== Segment start ==

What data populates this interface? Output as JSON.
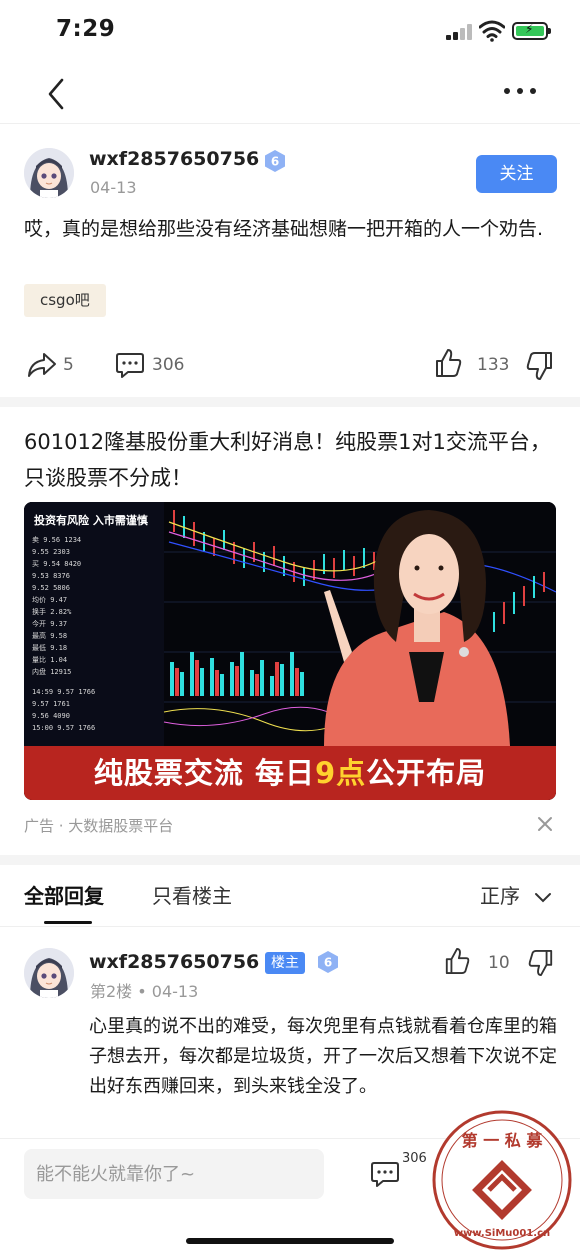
{
  "status_bar": {
    "time": "7:29"
  },
  "post": {
    "username": "wxf2857650756",
    "level": "6",
    "date": "04-13",
    "follow_label": "关注",
    "text": "哎，真的是想给那些没有经济基础想赌一把开箱的人一个劝告.",
    "tag": "csgo吧",
    "share_count": "5",
    "comment_count": "306",
    "like_count": "133"
  },
  "ad": {
    "title": "601012隆基股份重大利好消息！纯股票1对1交流平台，只谈股票不分成！",
    "image_overlay_text": "投资有风险 入市需谨慎",
    "banner_part1": "纯股票交流 每日",
    "banner_highlight": "9点",
    "banner_part2": "公开布局",
    "source": "广告 · 大数据股票平台"
  },
  "reply_tabs": {
    "all": "全部回复",
    "owner_only": "只看楼主",
    "sort": "正序"
  },
  "reply": {
    "username": "wxf2857650756",
    "owner_badge": "楼主",
    "level": "6",
    "floor_date": "第2楼 • 04-13",
    "like_count": "10",
    "text": "心里真的说不出的难受，每次兜里有点钱就看着仓库里的箱子想去开，每次都是垃圾货，开了一次后又想着下次说不定出好东西赚回来，到头来钱全没了。"
  },
  "bottom_bar": {
    "placeholder": "能不能火就靠你了~",
    "comment_count": "306"
  },
  "watermark": {
    "text": "第一私募",
    "url": "www.SiMu001.cn"
  },
  "colors": {
    "accent": "#4a89f4",
    "tag_bg": "#f6efe3",
    "ad_banner": "#b8251f"
  }
}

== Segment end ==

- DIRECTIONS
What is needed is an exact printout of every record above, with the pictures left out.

- PROBLEM SOLUTION
What data populates this interface? Output as JSON.
{
  "status_bar": {
    "time": "7:29"
  },
  "post": {
    "username": "wxf2857650756",
    "level": "6",
    "date": "04-13",
    "follow_label": "关注",
    "text": "哎，真的是想给那些没有经济基础想赌一把开箱的人一个劝告.",
    "tag": "csgo吧",
    "share_count": "5",
    "comment_count": "306",
    "like_count": "133"
  },
  "ad": {
    "title": "601012隆基股份重大利好消息！纯股票1对1交流平台，只谈股票不分成！",
    "image_overlay_text": "投资有风险 入市需谨慎",
    "banner_part1": "纯股票交流 每日",
    "banner_highlight": "9点",
    "banner_part2": "公开布局",
    "source": "广告 · 大数据股票平台"
  },
  "reply_tabs": {
    "all": "全部回复",
    "owner_only": "只看楼主",
    "sort": "正序"
  },
  "reply": {
    "username": "wxf2857650756",
    "owner_badge": "楼主",
    "level": "6",
    "floor_date": "第2楼 • 04-13",
    "like_count": "10",
    "text": "心里真的说不出的难受，每次兜里有点钱就看着仓库里的箱子想去开，每次都是垃圾货，开了一次后又想着下次说不定出好东西赚回来，到头来钱全没了。"
  },
  "bottom_bar": {
    "placeholder": "能不能火就靠你了~",
    "comment_count": "306"
  },
  "watermark": {
    "text": "第一私募",
    "url": "www.SiMu001.cn"
  },
  "colors": {
    "accent": "#4a89f4",
    "tag_bg": "#f6efe3",
    "ad_banner": "#b8251f"
  }
}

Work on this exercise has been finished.